Thu | Feb 27, 2020

Church leader: Tackling violence needs ‘more than preaching’

Published:Friday | January 17, 2020 | 12:45 AMJudana Murphy/Gleaner Writer
Prime Minister Andrew Holness (left) and Bishop Conrad Pitkin (second left), custos rotulorum of St James and pastor of the Faith Temple Assemblies of God in Montego Bay, pray with Opposition Leader Dr Peter Phillips (second right) and Reverend Stanley Clarke, chairman of the National Leadership Prayer Breakfast Committee, during the National Leadership Prayer Breakfast held yesterday at The Jamaica Pegasus hotel in New Kingston.
Prime Minister Andrew Holness (left) and Bishop Conrad Pitkin (second left), custos rotulorum of St James and pastor of the Faith Temple Assemblies of God in Montego Bay, pray with Opposition Leader Dr Peter Phillips (second right) and Reverend Stanley Clarke, chairman of the National Leadership Prayer Breakfast Committee, during the National Leadership Prayer Breakfast held yesterday at The Jamaica Pegasus hotel in New Kingston.

As the nation struggles to recover from the despair over a recent spate of murders of women by ex-lovers, Chairman of the Jamaica Umbrella Group of Churches Bishop Conrad Pitkin has made a plea for church leaders to take a greater stance on the fight against domestic violence.

Pitkin was speaking at the 40th annual National Leadership Prayer Breakfast, which was held yesterday under the theme “Pursuing the Power of Peace”.

The bishop, who gave the main address, referenced two recent cases of domestic violence, which he said “speaks loudly to the aggression in our society”.

“We have more work to do. It is more than preaching. We need to get out of the four walls of our sanctuary and be more visible and vigilant in our communities – not only be seen – but our influence needs to be felt as a church in this country,” he said.

Pitkin appealed to Jamaicans to commit to a life of peace and to seek to resolve differences through mediation.

‘Take the hard decision’

Bishop of Power of Faith Ministries Delford Davis explained that the Church is a promoter of marriages but noted that domestic violence has been damaging numerous families.

“In as much as our first port of call is reconciliation, we also believe sometimes it reaches a point where persons have to take the hard decision,” Davis said.

Though not an overwhelming number, Davis, who is also a marriage counsellor, said he has dealt with cases of domestic violence.

“I have had to say to couples sometimes, ‘In the best interest of each and both, you better go your separate ways,” the bishop said.

Pastor Stevenson Samuels said the Church was already taking steps to address domestic violence through a partnership with the Victim Support Unit.

“Family Life Ministries has an outreach programme specifically for couples that are not married ... . There are marriage clubs that operate in many churches, and we have workshops and seminars that we offer to married couples to give them ideas on how to resolve conflicts and how to plan for a healthier marriage,” the Escarpment Road New Testament pastor said.

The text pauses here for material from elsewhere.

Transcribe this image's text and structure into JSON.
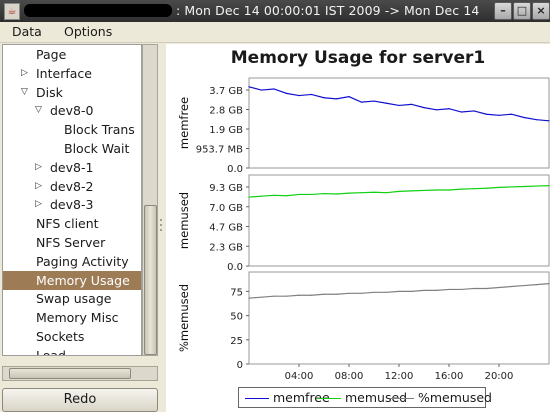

Speaking with The Gleaner after the Prayer Breakfast, Pitkin appealed to couples: “Don’t wait until the situation gets out of hand. At the first sign of conflict or disagreement that can move itself into something more serious, find a counsellor and deal with it.”